- It connects the children to each other. The older girls are always interested in hearing what I say about each other child. Sometimes they have something to add, like when I talked to Jasmine about how I've noticed that she really enjoys having visitors and Anna commented "Yes, it's nice that she likes to talk to our visitors because I don't really talk to some people but Jasmine always makes them feel welcome." The older girls also insist that I talk about the baby each night and they enjoy my stories about what makes him a special part of our family.
- It reminds me that it matters who they are right now. I sometimes get so lost in the Big Picture of Parenting that it is easy to miss the day-to-day details. Slowing down each evening to talk about the day-to-day details ensures that I will remember their precious childhoods.
- It perpetuates more of the same feelings. When I talk about how proud or excited I felt during the day I return to those same feelings of pride and excitement. I believe that the more we focus on what we enjoy, the more we will have of what we enjoy. By focusing on what is wonderful about each of my children, I am able to see even more of what is wonderful about them.
- I get to practice self-love. I have had to work hard to overcome years and years of negative self-talk, and this little ritual of affirming my love for my children each night has helped me to give myself some love and appreciation also. I am able to tell my children about what I like about myself which makes me like myself even more.
Visit TouchstoneZ to find out how you can participate in the next Mindful Mama Blog Carnival!
Please take time to read the submissions by the other carnival participants:
- The Lost Art of Chill One Rich Mother explains how she overcame her habit of screaming through mindfulness
- Mindful Running Jenn @ Monkey Butt Junction shares how running has become her meditation.
- Mindful Mama...Who, Me? Kelly at Becoming Crunchy talks about why it's difficult for her to be a Mindful Mama.
- Ritual of Affirmations Patti @ Jazzy Mama finds out that a simple evening ritual can take on new importance when it is done with thoughtfulness and intent.

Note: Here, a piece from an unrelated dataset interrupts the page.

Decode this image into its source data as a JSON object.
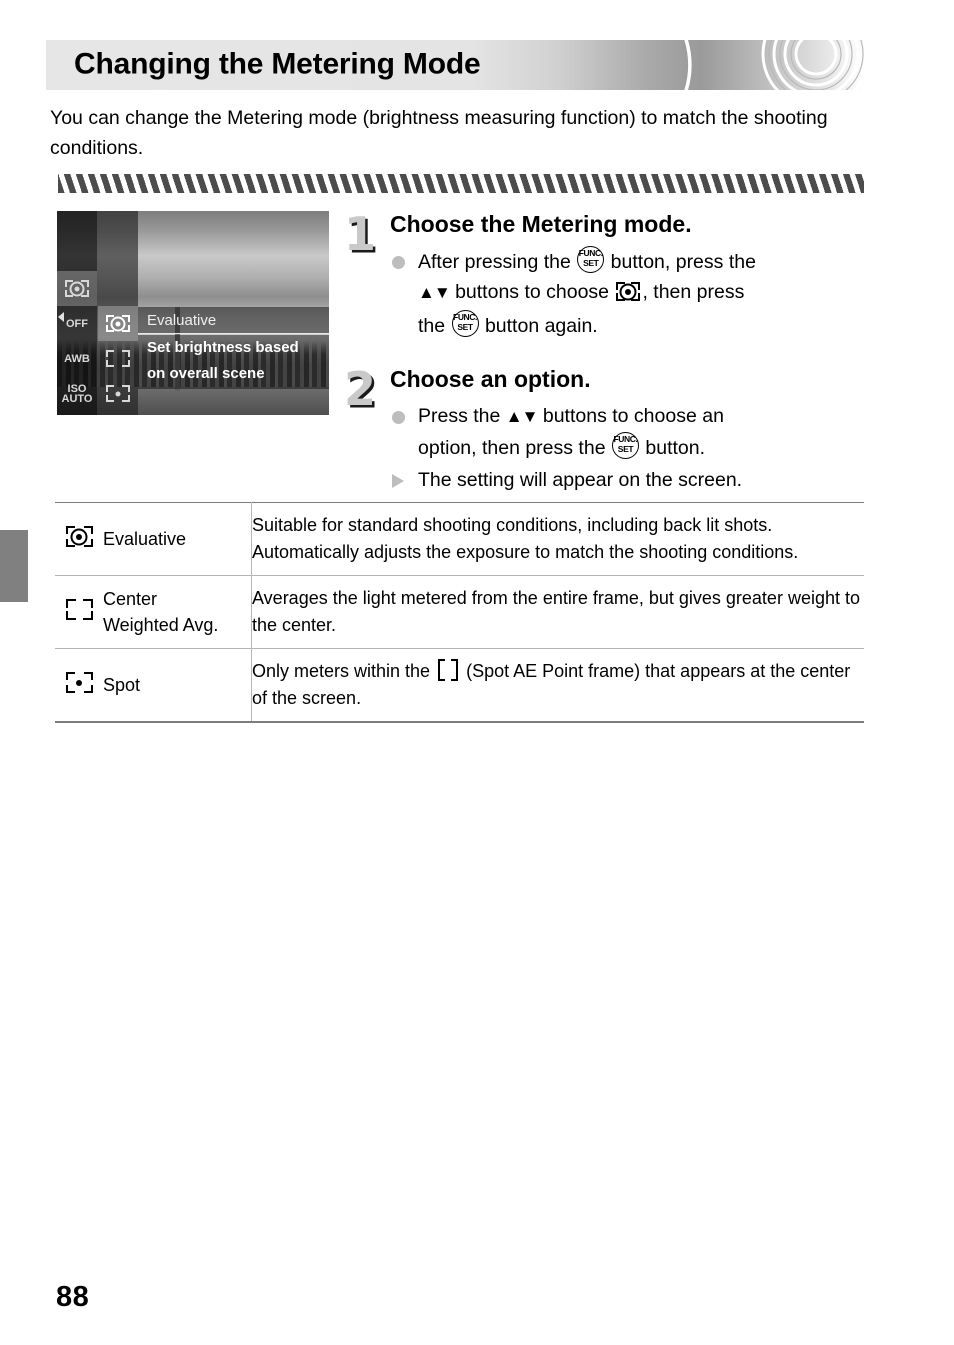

- My Mindfulness Challenge Amanda at Let's Take the Metro has set forth a mindfulness challenge for herself in an effort to become a better person.
- Keeping My Sanity by Losing My Mind CJ at Imperfect Happiness describes how she connects with reality by disconnecting from her mind.
- On Becoming an Aspiring Mindful Mama Melissa at The New Mommy Files has found that motherhood demands mindfulness, so she's working toward becoming a more mindful mama.
- Perfect and Complete, Lacking Nothing Rachael at The Variegated Life finds more time in the practice of being now.
- On Mindfulness and Multitasking Terri at Child of the Nature Isle reflects on how her mindful practices have changed since having children and how multitasking has been the key to maintaining a balanced life.
- I’ll Have What She’s Having Zoie at TouchstoneZ shares how she learned to trust in the “YES!”